At the Bristol press conference Kauffman said MWR’s equipment will be sold after this season. The shop’s “best use” is as a housing development, not a race shop, he said.

Town Commissioner Dave Gilroy said “no housing” when asked. Commissioner Jim Duke said the Waltrip property is a commercial setting and should remain so. “Finding the right fit and bringing a new business into Cornelius is both important and urgent,” Duke said.

 The Mecklenburg County 2011 revaluation pegs MWR land and buildings at $17.8 million.

Washam said jobs are important to the town. “This is a very convenient and attractive commercial property which should continue to be a great asset for our town.” The best ratables in any town come from commercial enterprises. For one thing the structures can be enormously expensive. For another, they do not require the same level of municipal services that homes and apartments do.

Kauffman, who made his money in high finance, rents a home in The Peninsula. He is a vintage car enthusiast and chairs the Race Team Alliance, which is looking at ways to improve profitability in the world of racing. At one time Forbes magazine pegged his wealth at $1.8 billion.

But Kauffman addressed MWR employees Aug. 4 and let them know their future was less than certain. He invested on the order of $50 million in Michael Waltrip Raceworld during tough times in 2007.

NASCAR is looking at a different way to build long-term value in the teams that run deep. Franchises and licenses—comparable in some ways to a tax medallion in New York City—have been discussed. Kauffman has played a major role in the discussions as head of a coalition of race team owners.

Given the massive cost of mounting serious race teams, consolidation is inevitable. With buildings, equipment and massive duplication from shop to shop, the value of the enterprise is in sponsor contracts. If those deals are shaky, there’s a lot at stake, from morale to cash flow.

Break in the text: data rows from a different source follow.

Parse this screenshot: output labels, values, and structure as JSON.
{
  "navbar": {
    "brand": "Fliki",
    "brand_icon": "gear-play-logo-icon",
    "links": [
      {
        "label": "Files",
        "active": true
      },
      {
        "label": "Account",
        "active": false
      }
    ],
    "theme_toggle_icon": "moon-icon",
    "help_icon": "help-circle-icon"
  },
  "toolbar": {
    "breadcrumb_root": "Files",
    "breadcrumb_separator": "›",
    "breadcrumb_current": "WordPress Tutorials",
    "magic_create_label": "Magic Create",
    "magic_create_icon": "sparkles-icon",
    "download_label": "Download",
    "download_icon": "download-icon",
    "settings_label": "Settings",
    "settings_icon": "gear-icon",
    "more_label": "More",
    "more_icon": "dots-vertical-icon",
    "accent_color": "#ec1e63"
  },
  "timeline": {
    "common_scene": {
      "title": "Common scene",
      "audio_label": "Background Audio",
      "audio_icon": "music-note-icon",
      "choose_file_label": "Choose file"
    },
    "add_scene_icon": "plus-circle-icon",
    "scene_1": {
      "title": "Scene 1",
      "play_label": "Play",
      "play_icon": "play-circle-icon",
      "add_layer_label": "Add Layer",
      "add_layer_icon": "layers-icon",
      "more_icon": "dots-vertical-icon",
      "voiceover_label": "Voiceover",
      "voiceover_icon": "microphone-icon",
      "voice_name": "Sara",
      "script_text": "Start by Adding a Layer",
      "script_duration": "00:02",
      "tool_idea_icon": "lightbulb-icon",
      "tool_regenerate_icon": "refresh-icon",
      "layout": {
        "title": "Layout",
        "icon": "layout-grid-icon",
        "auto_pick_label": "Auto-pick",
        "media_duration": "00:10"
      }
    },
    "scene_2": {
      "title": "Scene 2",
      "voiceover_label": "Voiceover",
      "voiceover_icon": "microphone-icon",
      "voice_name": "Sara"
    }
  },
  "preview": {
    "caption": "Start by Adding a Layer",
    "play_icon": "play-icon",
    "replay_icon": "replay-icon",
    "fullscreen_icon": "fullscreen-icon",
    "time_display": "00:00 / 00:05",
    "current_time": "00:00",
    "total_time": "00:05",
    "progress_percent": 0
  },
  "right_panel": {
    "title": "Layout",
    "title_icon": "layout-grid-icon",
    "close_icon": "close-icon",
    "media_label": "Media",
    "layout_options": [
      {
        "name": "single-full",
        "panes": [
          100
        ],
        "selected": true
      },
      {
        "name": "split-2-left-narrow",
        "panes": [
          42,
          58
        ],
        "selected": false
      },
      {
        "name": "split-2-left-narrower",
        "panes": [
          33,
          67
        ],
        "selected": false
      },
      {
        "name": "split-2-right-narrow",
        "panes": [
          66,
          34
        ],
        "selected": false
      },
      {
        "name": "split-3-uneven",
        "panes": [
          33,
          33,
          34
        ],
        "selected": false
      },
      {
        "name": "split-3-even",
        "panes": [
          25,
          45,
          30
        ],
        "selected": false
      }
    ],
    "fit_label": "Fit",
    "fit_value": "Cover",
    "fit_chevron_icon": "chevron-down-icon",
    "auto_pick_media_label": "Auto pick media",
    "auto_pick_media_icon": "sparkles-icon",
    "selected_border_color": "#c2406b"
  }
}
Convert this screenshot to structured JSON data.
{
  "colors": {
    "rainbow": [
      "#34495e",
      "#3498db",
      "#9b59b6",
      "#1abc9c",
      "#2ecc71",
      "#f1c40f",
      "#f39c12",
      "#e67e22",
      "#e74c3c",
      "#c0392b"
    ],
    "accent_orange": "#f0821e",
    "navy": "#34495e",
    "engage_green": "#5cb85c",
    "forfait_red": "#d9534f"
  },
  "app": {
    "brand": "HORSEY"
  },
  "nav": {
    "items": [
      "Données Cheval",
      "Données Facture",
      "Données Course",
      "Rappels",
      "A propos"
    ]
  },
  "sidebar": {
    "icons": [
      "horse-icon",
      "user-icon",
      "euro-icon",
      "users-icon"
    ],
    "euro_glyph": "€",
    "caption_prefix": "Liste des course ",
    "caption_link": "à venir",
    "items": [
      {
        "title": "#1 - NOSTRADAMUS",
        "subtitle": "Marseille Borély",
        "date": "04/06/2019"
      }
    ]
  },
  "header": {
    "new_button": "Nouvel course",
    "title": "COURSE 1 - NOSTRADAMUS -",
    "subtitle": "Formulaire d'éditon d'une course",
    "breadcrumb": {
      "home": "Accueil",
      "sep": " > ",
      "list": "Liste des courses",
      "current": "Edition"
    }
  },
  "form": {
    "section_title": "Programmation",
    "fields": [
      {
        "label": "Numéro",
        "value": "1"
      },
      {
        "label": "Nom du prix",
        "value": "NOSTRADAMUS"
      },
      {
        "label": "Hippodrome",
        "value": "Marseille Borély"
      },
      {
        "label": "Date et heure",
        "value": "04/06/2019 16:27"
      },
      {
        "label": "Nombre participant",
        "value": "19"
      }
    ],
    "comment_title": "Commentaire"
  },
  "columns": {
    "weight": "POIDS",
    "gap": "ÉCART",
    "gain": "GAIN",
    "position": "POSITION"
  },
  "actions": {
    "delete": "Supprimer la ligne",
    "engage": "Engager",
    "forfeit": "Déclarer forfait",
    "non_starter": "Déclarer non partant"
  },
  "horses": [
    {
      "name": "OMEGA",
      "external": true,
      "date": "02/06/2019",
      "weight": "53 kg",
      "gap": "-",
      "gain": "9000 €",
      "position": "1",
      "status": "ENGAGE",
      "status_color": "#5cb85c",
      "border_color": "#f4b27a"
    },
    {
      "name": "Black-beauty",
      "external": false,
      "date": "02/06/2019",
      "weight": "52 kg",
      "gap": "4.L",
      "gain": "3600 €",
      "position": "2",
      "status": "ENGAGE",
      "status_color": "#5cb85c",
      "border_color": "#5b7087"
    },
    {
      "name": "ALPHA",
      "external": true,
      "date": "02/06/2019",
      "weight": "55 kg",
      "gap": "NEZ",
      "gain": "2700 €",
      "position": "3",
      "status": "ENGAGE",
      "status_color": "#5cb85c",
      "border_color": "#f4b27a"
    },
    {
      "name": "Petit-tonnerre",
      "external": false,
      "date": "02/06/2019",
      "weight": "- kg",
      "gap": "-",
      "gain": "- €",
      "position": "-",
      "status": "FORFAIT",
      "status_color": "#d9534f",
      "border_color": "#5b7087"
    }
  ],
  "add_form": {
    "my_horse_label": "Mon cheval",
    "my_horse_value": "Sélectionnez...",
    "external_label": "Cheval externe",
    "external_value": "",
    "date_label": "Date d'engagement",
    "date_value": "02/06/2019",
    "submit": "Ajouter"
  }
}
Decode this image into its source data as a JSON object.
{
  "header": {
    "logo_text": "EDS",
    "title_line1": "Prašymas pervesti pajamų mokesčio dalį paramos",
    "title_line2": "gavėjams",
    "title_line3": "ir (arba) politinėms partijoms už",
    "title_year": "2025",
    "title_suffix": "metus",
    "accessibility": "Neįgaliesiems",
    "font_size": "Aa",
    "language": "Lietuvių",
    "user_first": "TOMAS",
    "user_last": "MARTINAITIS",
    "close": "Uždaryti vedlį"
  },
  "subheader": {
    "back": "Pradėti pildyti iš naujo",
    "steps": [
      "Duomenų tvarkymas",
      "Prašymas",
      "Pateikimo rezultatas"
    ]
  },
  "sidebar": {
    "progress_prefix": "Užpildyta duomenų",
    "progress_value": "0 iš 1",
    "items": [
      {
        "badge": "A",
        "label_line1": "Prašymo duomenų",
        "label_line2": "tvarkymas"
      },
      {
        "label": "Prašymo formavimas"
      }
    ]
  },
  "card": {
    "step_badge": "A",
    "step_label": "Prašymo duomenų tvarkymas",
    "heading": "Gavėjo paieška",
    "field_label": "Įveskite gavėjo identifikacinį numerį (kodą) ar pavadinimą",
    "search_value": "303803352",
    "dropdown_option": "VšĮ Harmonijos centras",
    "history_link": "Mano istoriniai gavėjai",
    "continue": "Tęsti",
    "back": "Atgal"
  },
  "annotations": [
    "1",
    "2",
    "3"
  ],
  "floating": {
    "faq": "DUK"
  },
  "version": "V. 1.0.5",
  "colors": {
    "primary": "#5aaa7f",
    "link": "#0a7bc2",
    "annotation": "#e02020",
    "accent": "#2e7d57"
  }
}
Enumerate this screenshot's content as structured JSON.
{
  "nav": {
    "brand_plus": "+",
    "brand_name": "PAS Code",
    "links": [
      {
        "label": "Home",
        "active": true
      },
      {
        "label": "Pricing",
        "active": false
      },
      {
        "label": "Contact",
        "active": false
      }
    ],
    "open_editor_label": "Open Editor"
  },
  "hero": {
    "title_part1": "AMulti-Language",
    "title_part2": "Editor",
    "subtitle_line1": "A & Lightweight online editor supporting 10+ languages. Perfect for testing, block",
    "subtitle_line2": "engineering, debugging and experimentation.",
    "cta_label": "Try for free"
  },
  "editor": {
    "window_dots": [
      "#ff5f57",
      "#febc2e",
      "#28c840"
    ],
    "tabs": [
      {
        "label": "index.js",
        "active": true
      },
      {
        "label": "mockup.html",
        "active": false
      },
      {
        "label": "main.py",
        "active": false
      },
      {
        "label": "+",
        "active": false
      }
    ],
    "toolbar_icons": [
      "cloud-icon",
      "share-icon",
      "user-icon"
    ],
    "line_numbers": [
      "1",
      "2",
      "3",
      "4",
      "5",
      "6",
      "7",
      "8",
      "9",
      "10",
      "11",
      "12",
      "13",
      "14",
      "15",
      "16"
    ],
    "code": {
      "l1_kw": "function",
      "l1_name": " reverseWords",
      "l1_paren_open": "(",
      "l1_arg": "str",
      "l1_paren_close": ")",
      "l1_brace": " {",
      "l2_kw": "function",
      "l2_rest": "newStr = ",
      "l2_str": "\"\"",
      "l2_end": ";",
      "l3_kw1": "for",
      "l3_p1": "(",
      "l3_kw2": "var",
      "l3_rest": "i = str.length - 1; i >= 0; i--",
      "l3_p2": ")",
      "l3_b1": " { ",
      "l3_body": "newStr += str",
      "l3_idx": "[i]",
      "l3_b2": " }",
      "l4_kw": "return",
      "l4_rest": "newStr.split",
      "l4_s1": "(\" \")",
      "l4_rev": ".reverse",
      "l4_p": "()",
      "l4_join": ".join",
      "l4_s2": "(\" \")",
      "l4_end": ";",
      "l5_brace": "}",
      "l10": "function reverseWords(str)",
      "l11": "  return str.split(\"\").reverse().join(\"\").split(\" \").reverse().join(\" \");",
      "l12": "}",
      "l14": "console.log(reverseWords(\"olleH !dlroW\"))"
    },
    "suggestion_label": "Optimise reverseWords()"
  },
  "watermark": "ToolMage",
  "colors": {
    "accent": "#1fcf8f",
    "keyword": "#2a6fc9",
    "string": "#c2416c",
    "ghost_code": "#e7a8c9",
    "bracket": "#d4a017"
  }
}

“Every one knows the teams are under quite a bit of pressure. … On the business side, it is very difficult for the teams to maintain a sensible business model,” Kauffman said.